At least a dozen advertisers, including IHOP, are pulling ads from Fox’s Tucker Carlson Tonight after its host said that immigrants are making America “dirtier.”
“As an economic matter, [immigration] is insane. It’s indefensible so nobody even tries to defend it. Instead, our leaders demand that we shut up and accept this,” Carlson said. “’We have a moral obligation to admit the world’s poor,’ they tell us, even if it makes our country poorer and dirtier and more divided. ‘Immigration is a form of atonement; previous leaders of our country committed sins, we must pay for these sins by welcoming an endless chain of migrant caravans.’ That’s the argument they make.”
The comment controversy, notes Axios.com, isn’t the first to befall Fox. Anchor Laura Ingraham took flak for mocking Parkland shooting survivor David Hogg earlier in the year.
In both instances, Fox stood by its talking heads even as advertisers began questioning their expenditures.
“At our core, we stand for welcoming folks from all backgrounds and beliefs into our restaurants and continually evaluate ad placements to ensure they align with our values,” an IHOP spokesperson told POLITICO. “In this case, we will no longer be advertising on this show.”
Carlson, writes POLITICO, implied that lawmakers are tricking Americans by telling them that they have a “moral obligation to admit the world’s poor…even if it makes our own country poorer and dirtier and more divided.”
Soon after Carlson’s comments went on-air, companies began pulling their placements.

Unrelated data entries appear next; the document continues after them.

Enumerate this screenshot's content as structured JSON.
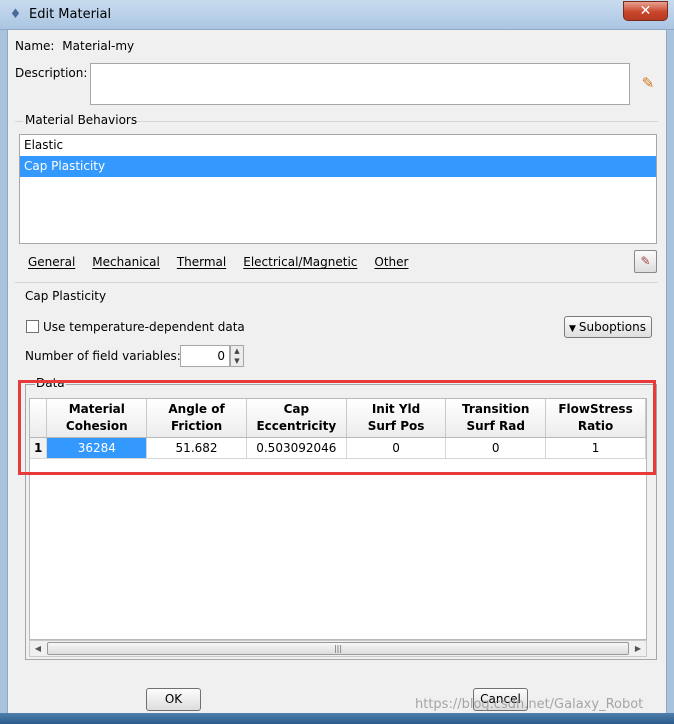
{
  "window": {
    "title": "Edit Material",
    "close_label": "✕"
  },
  "name_row": {
    "label": "Name:",
    "value": "Material-my"
  },
  "description": {
    "label": "Description:",
    "value": ""
  },
  "material_behaviors": {
    "label": "Material Behaviors",
    "items": [
      {
        "label": "Elastic",
        "selected": false
      },
      {
        "label": "Cap Plasticity",
        "selected": true
      }
    ]
  },
  "menu": {
    "items": [
      "General",
      "Mechanical",
      "Thermal",
      "Electrical/Magnetic",
      "Other"
    ]
  },
  "cap_plasticity": {
    "label": "Cap Plasticity",
    "temp_dependent_label": "Use temperature-dependent data",
    "temp_dependent_checked": false,
    "suboptions_label": "Suboptions",
    "field_vars_label": "Number of field variables:",
    "field_vars_value": "0"
  },
  "data": {
    "label": "Data",
    "columns": [
      {
        "line1": "Material",
        "line2": "Cohesion"
      },
      {
        "line1": "Angle of",
        "line2": "Friction"
      },
      {
        "line1": "Cap",
        "line2": "Eccentricity"
      },
      {
        "line1": "Init Yld",
        "line2": "Surf Pos"
      },
      {
        "line1": "Transition",
        "line2": "Surf Rad"
      },
      {
        "line1": "FlowStress",
        "line2": "Ratio"
      }
    ],
    "rows": [
      {
        "num": "1",
        "cells": [
          "36284",
          "51.682",
          "0.503092046",
          "0",
          "0",
          "1"
        ]
      }
    ]
  },
  "buttons": {
    "ok": "OK",
    "cancel": "Cancel"
  },
  "watermark": "https://blog.csdn.net/Galaxy_Robot",
  "colors": {
    "selection": "#3399ff",
    "highlight_box": "#e8393b",
    "icon_pencil": "#d07a1e"
  }
}
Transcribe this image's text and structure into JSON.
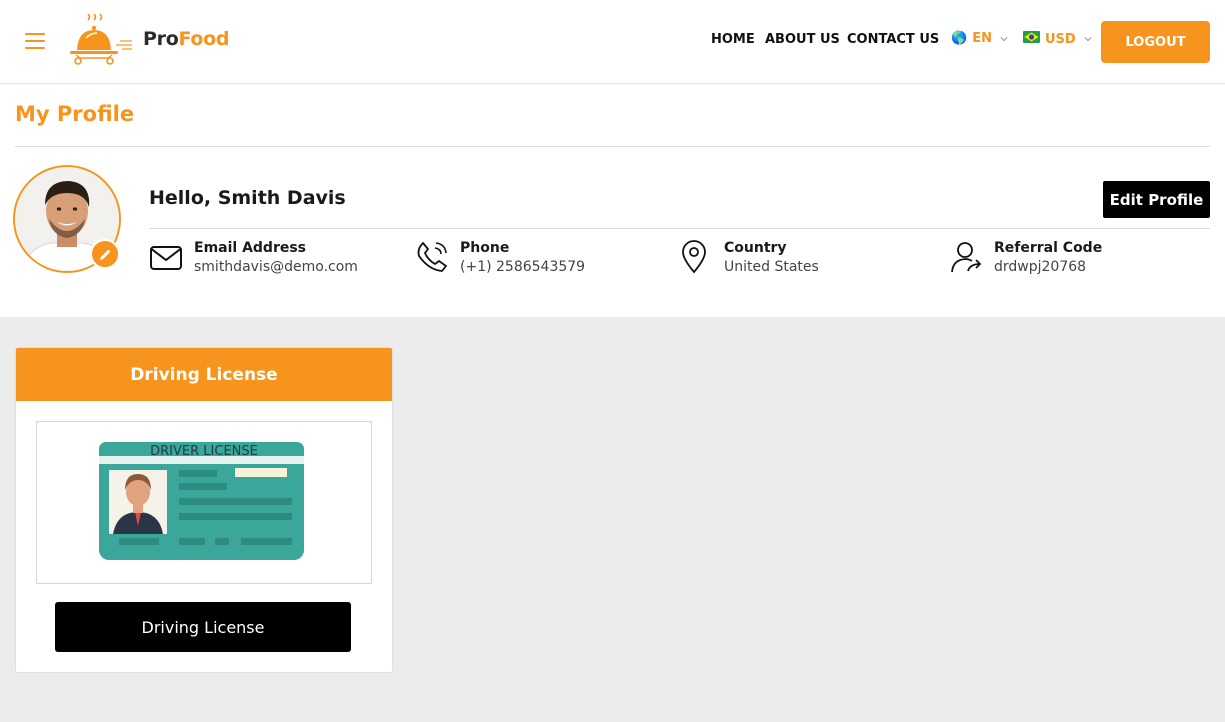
{
  "brand": {
    "name_part1": "Pro",
    "name_part2": "Food",
    "accent_color": "#f7941d"
  },
  "nav": {
    "home": "HOME",
    "about": "ABOUT US",
    "contact": "CONTACT US",
    "language": {
      "flag_icon": "globe-icon",
      "label": "EN"
    },
    "currency": {
      "flag_icon": "brazil-flag-icon",
      "label": "USD"
    },
    "logout": "LOGOUT"
  },
  "profile": {
    "page_title": "My Profile",
    "greeting": "Hello, Smith Davis",
    "edit_button": "Edit Profile",
    "fields": [
      {
        "icon": "envelope-icon",
        "label": "Email Address",
        "value": "smithdavis@demo.com"
      },
      {
        "icon": "phone-icon",
        "label": "Phone",
        "value": "(+1) 2586543579"
      },
      {
        "icon": "map-pin-icon",
        "label": "Country",
        "value": "United States"
      },
      {
        "icon": "user-share-icon",
        "label": "Referral Code",
        "value": "drdwpj20768"
      }
    ]
  },
  "license_card": {
    "header": "Driving License",
    "image_label": "DRIVER LICENSE",
    "button": "Driving License"
  }
}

Pacific Life was the first to abandon ship, followed by Boxflex, Indeed, Ancestry.com and IHOP.
Several advertisers, including Mitsubishi and John Deere, said they’d continue showcasing their products with Tucker Carlson Tonight.
Fox isn’t likely to be affected either way—a company spokesperson said that any yanked ads would be replaced elsewhere within the network, keeping revenue stable.
“We cannot and will not allow voices like Tucker Carlson to be censored by agenda-driven intimidation efforts,” Fox wrote in a statement, reprinted in part by POLITICO. “While we do not advocate boycotts, these same groups never target other broadcasters and operate under a grossly hypocritical double standard given their intolerance to all opposing points of view.”
Carlson seemed to echo Fox’s ironic take on the situation, spinning the backlash as part of a broad liberal conspiracy.
“We’re not intimidated,” Carlson said. “We plan to try to say what’s true until the last day.”
Nevertheless, Carlson attempted to clarify his crass remarks. He said he was referring only to the garbage left behind by migrants attempting illegal border crossings, as well as the poor conditions endured by asylum-seekers in Tijuana.
Critics, according to POLITICO, were quick to deride the comment as one with a decidedly more racial overtone.